▶ Brief
I would like each line of the data that holds the word "Users" copied out.

▶ Dataset records
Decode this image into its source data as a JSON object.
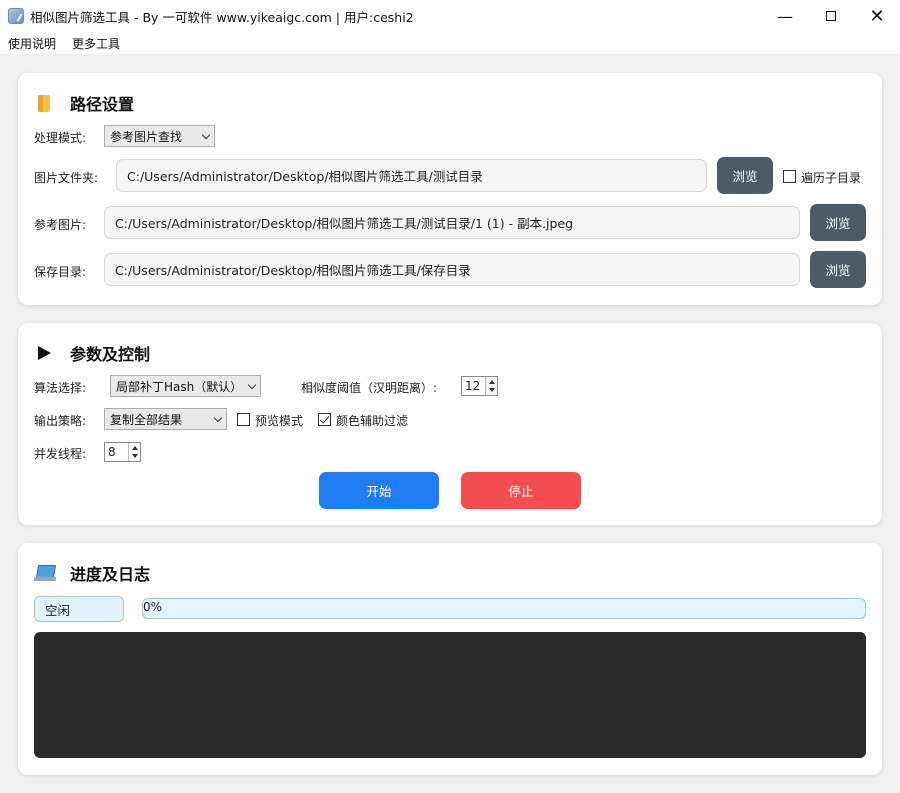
{
  "window": {
    "title": "相似图片筛选工具 - By 一可软件 www.yikeaigc.com | 用户:ceshi2",
    "icons": {
      "app": "app-icon",
      "minimize": "minimize-icon",
      "maximize": "maximize-icon",
      "close": "close-icon"
    }
  },
  "menu": {
    "items": [
      "使用说明",
      "更多工具"
    ]
  },
  "path_settings": {
    "title": "路径设置",
    "mode_label": "处理模式:",
    "mode_value": "参考图片查找",
    "folder_label": "图片文件夹:",
    "folder_value": "C:/Users/Administrator/Desktop/相似图片筛选工具/测试目录",
    "folder_browse": "浏览",
    "recursive_label": "遍历子目录",
    "recursive_checked": false,
    "ref_label": "参考图片:",
    "ref_value": "C:/Users/Administrator/Desktop/相似图片筛选工具/测试目录/1 (1) - 副本.jpeg",
    "ref_browse": "浏览",
    "save_label": "保存目录:",
    "save_value": "C:/Users/Administrator/Desktop/相似图片筛选工具/保存目录",
    "save_browse": "浏览"
  },
  "params": {
    "title": "参数及控制",
    "algo_label": "算法选择:",
    "algo_value": "局部补丁Hash（默认）",
    "threshold_label": "相似度阈值（汉明距离）:",
    "threshold_value": "12",
    "output_label": "输出策略:",
    "output_value": "复制全部结果",
    "preview_label": "预览模式",
    "preview_checked": false,
    "color_filter_label": "颜色辅助过滤",
    "color_filter_checked": true,
    "threads_label": "并发线程:",
    "threads_value": "8",
    "start_label": "开始",
    "stop_label": "停止",
    "colors": {
      "start": "#1f7cf2",
      "stop": "#f24e52"
    }
  },
  "progress": {
    "title": "进度及日志",
    "status": "空闲",
    "percent_text": "0%",
    "percent": 0
  }
}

▶ Your response
    "folder_value": "C:/Users/Administrator/Desktop/相似图片筛选工具/测试目录",
    "ref_value": "C:/Users/Administrator/Desktop/相似图片筛选工具/测试目录/1 (1) - 副本.jpeg",
    "save_value": "C:/Users/Administrator/Desktop/相似图片筛选工具/保存目录",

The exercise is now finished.